January 27 2015 Latest news:
Wednesday, September 5, 2012
Plans being spearheaded by former Norwich City winger Darren Eadie to establish a Norfolk retreat for footballers and other sportsmen and women who have battled depression have been endorsed by the boss of the Professional Footballers’ Association.
Eadie, a product of Norwich City’s youth system, who played 168 times for City scoring 35 goals between 1993 and 1999, has recently gone public on his own battle with depression after his career was cut short by injury.
The former Canary and Leicester star wants to turn his own shattering experience into a positive by getting the Professional Footballers’ Association (PFA) to do more to help footballers cope with their depression demons and is looking to try and establish a retreat in the county for people to be able to go and get help.
Eadie, who met the PFA last month to discuss the possibility of setting up some kind of retreat where those with depression could go to get help, said it would help provide a vital lifeline for those professionals affected by depression.
The idea has been well received by the PFA with chief executive Gordon Taylor saying they endorse the “concept” and Eadie’s dedication to it and would like to try and help progress it in some way.
Mr Taylor said: “The concept of what Darren is trying to do is a good concept.

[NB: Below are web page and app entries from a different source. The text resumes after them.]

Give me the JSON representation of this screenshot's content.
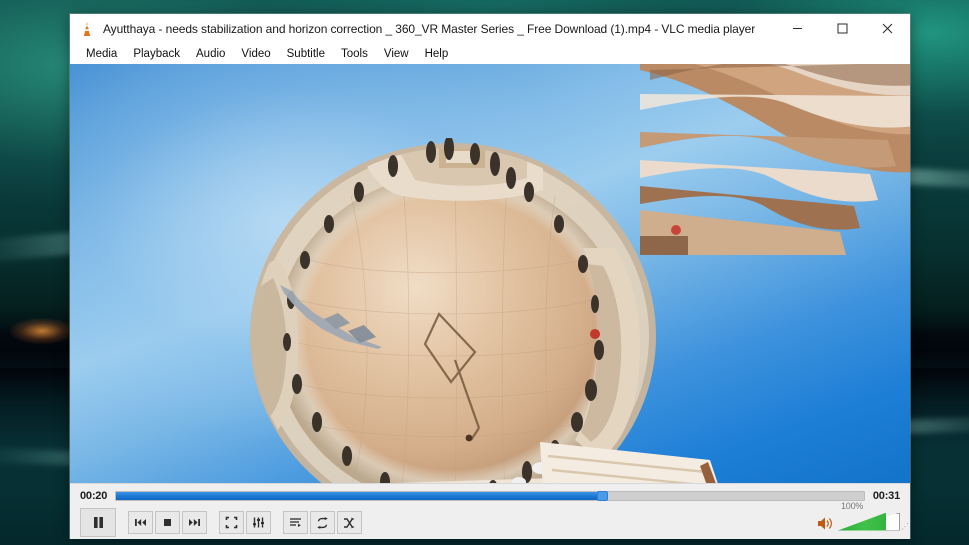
{
  "desktop": {
    "wallpaper_description": "aurora-night-landscape"
  },
  "window": {
    "app_icon": "vlc-cone-icon",
    "title": "Ayutthaya - needs stabilization and horizon correction _ 360_VR Master Series _ Free Download (1).mp4 - VLC media player",
    "controls": {
      "minimize": "minimize-icon",
      "maximize": "maximize-icon",
      "close": "close-icon"
    }
  },
  "menu": {
    "items": [
      {
        "label": "Media"
      },
      {
        "label": "Playback"
      },
      {
        "label": "Audio"
      },
      {
        "label": "Video"
      },
      {
        "label": "Subtitle"
      },
      {
        "label": "Tools"
      },
      {
        "label": "View"
      },
      {
        "label": "Help"
      }
    ]
  },
  "video": {
    "description": "360-degree tiny-planet stereographic projection of a stone plaza with buildings and people around the rim under a blue sky",
    "sky_color": "#4a93d6",
    "planet_color": "#d8b48c"
  },
  "playback": {
    "elapsed_time": "00:20",
    "total_time": "00:31",
    "progress_percent": 65,
    "seek_fill_color": "#1a76d2",
    "buttons": {
      "play_pause": {
        "label": "Pause",
        "icon": "pause-icon",
        "state": "playing"
      },
      "previous": {
        "label": "Previous",
        "icon": "previous-icon"
      },
      "stop": {
        "label": "Stop",
        "icon": "stop-icon"
      },
      "next": {
        "label": "Next",
        "icon": "next-icon"
      },
      "fullscreen": {
        "label": "Toggle fullscreen",
        "icon": "fullscreen-icon"
      },
      "extended_settings": {
        "label": "Show extended settings",
        "icon": "equalizer-icon"
      },
      "playlist": {
        "label": "Show playlist",
        "icon": "playlist-icon"
      },
      "loop": {
        "label": "Loop",
        "icon": "loop-icon"
      },
      "random": {
        "label": "Random",
        "icon": "shuffle-icon"
      }
    }
  },
  "volume": {
    "icon": "speaker-icon",
    "percent_label": "100%",
    "level": 100,
    "fill_color": "#35b440"
  }
}
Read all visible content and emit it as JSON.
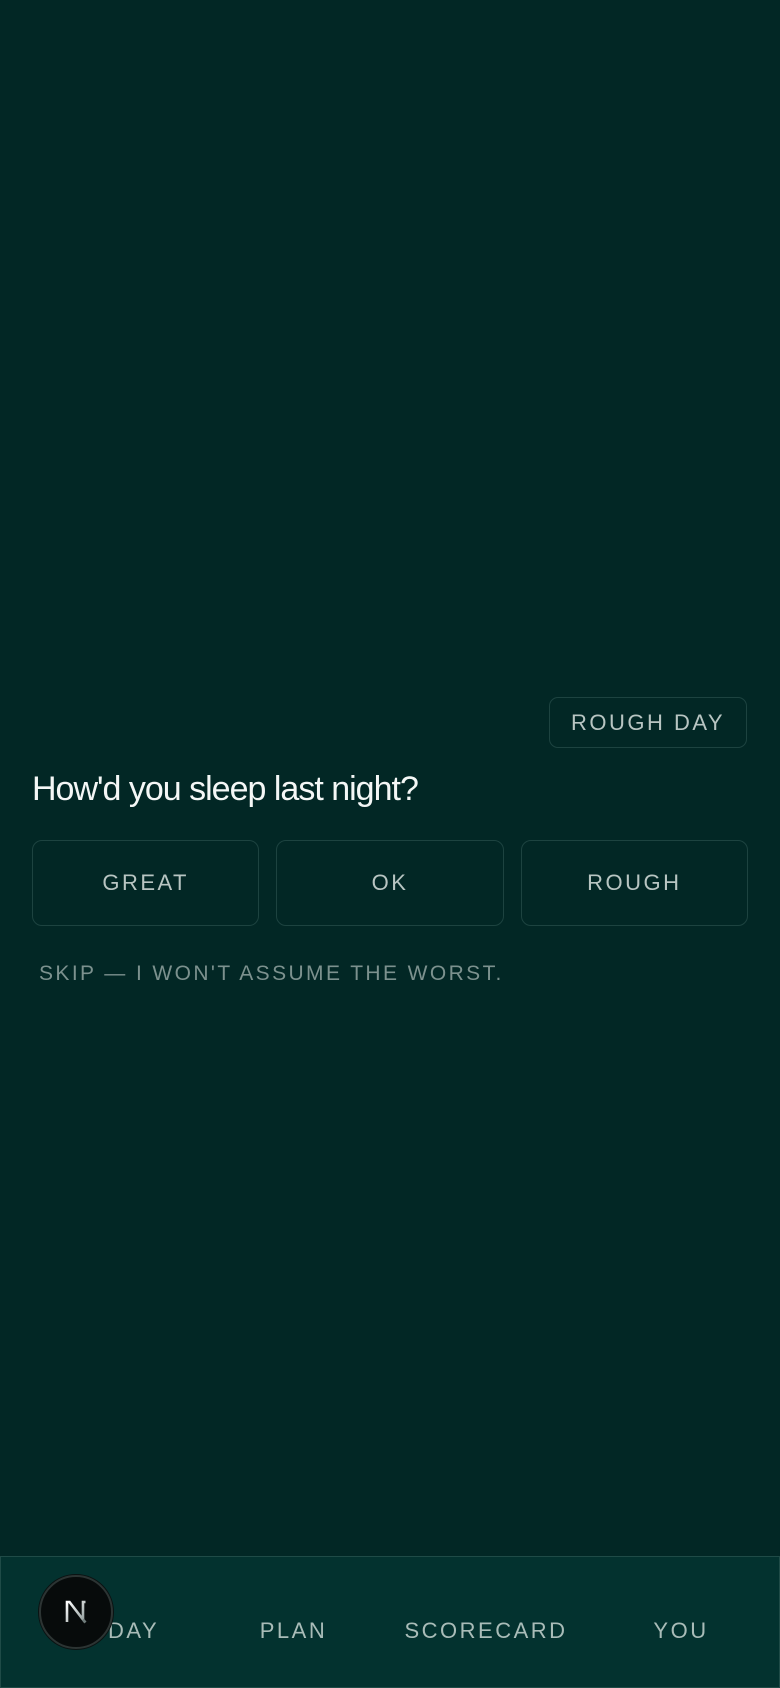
{
  "header": {
    "rough_day_label": "ROUGH DAY"
  },
  "sleep_prompt": {
    "question": "How'd you sleep last night?",
    "options": [
      "GREAT",
      "OK",
      "ROUGH"
    ],
    "skip_label": "SKIP — I WON'T ASSUME THE WORST."
  },
  "bottom_nav": {
    "items": [
      {
        "label": "TODAY"
      },
      {
        "label": "PLAN"
      },
      {
        "label": "SCORECARD"
      },
      {
        "label": "YOU"
      }
    ]
  },
  "badge": {
    "icon": "n-logo-icon",
    "letter": "N"
  },
  "colors": {
    "background": "#022725",
    "nav_background": "#03322f",
    "border": "#1d4340",
    "text_primary": "#f4f7f6",
    "text_muted": "#7c918e"
  }
}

That’s under consideration by the PFA and in what way we might be able to support that.”
But although it is an idea the PFA would support, the extent to which they might be able to pledge financial assistance would have to be decided by the association’s trustees.
Mr Taylor said the death of former Leeds, Newcastle and Everton star Gary Speed has prompted more people to approach them with issues surrounding depression.
He said they work with the Sporting Chance charity set up by former Arsenal and England captain Tony Adams to try and deal with such issues, have access to counsellors and are looking to establish a “network of help” throughout the county.
The PFA has also produced leaflets which contain information about depression and how people can access help if and when they need it.
But Eadie’s plans, which the star has discussed with fellow former Norwich star Cedric Anselin, provide another avenue from which people might be able to find the help they need.
Eadie explained: “It needs to be somewhere people can go and talk to like-minded people who have suffered similar things – it’s about creating a retreat for sports players and sports people to go to. If we can provide somewhere for people to do that, hopefully that will do a lot of people a lot of good.”
As previously reported, former Canaries’ fans’ favourite Cedric Anselin was once talked out of taking his own life by his wife.
The 35-year-old Frenchman, who played 29 times for the Canaries between 1999 and 2001 after being signed by Bruce Rioch, said: “It happened once. I had the rope around my neck and I was ready but my wife was there at the right time and had to stop me.”
Anselin, who left Carrow Road in 2001, a year before his contract was up, suffered severe financial worries after he said he had £250,000 of his savings stolen and ended up living on a caravan park in Lowestoft.
Anselin is the latest former City star to reveal he has battled problems with depression after Eadie and former Norwich striker Leon McKenzie also spoke out.